A competitor can easily copy your products or design and make it as his own product with minor changes. Similarly, he can apply your ideas or business model to challenge your growth. Sometimes, he pulls out some of your employees with lucrative benefits. Out of all the above possibilities, one thing the competitor cannot copy or steal from your organization is its CULTURE.
Culture in any organization is characterized by its ideas, customs, and social behavior of employees and it drives the organization’s growth and distinguishes it from others. Japan has shown an exemplary example to the world that how culture leads to a national success. They have been very particular about respecting everyone, lead with humility and seek perfection in anything they do. Today they are the pioneer of major products and services within a short time since they came back from the unforgettable world war memories.
How they reinvented their wheel of success with their culture?
Developing culture in an organization is not an easy task. But it’s simple if we follow the principles. The principles are the following;
- Encourage Small (Daily) Improvements
- Following Ethics
- Institute Discipline
Encourage Small (Daily) Improvements:
We often aim for bigger results by doing major improvement projects. Management is also interested in focusing its time and energy in monitoring the big projects which ultimately leads to big results. No harm in doing that. However, one must understand that the success of the organization lies in the success of every team in every stage.
It means improvement must happen in top management level, mid management level and working level.
The improvements done in management level often missed out to involve the employees at the bottom stages. Working level improvements are left to supervisors or their managers.
A growth of a plant must take at root level so that the growth is assured at every part of the part. Improvements happening at workers level are nothing but improving the root of a plant. Even in any uncomfortable situation the improvements done at the root level will take hold of the entire organization to avoid major losses.
Alternatively, the daily habits of bringing small changes into the work will result in stunning results over the time. The power of consistently bringing out incremental changes cannot be overwhelmed by any other major improvements in the shop floor.
Business ethics is a core value of sustaining any business. Top management has a major role to play here. By showing their commitment in adhering to the organization’s policies they can exhibit a state of cultural ethics across the organization.
For example, A rail company in Japan has apologized after one of its trains departed 20 seconds early and a hotel apologized for the internet outage for ONE MINUTE at 4 am. A time when pretty much no one would be aware of such issues. But still, they apologized to show their core values of how well they treat their customers.
Such actions set an example to others in the organization.

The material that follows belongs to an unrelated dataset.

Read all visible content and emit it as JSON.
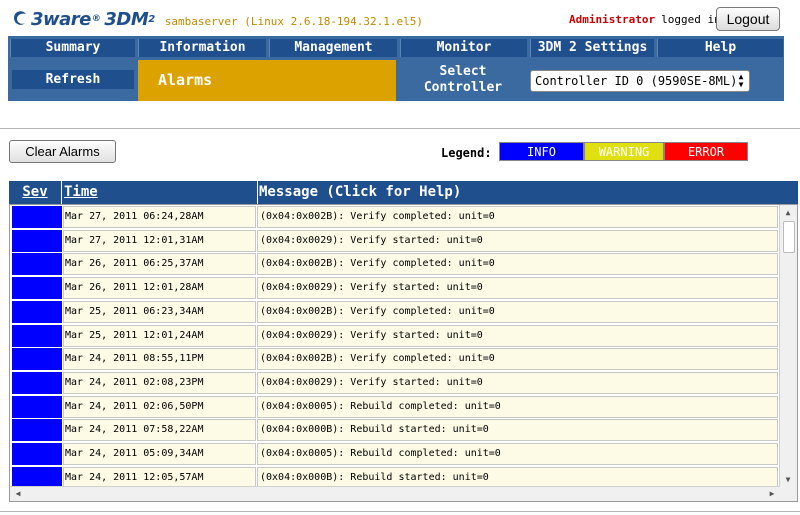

The word “discipline” is from the Latin word disciplina meaning “instruction and training”. It’s derived from the root word discere — “to learn.” To bring discipline one must undergo continuous training and equipped with well-defined instructions to proceed with.
Training shall not be a onetime event instead it must be a consistent approach to impart knowledge by various means. For example, it can be supported with on-job learning, peers hand-holding and classroom training.
In addition, every workplace should be available with visual indications as a form of work instructions or standard operating procedure. An operating procedure shall be simple in terms of understanding and as much as possible it is to be visually exhibited. Because, an image is worth of thousand words.
Culture is something we cannot see in short term, but it will reap the long-term benefit once the principles are understood correctly and implemented it effectively.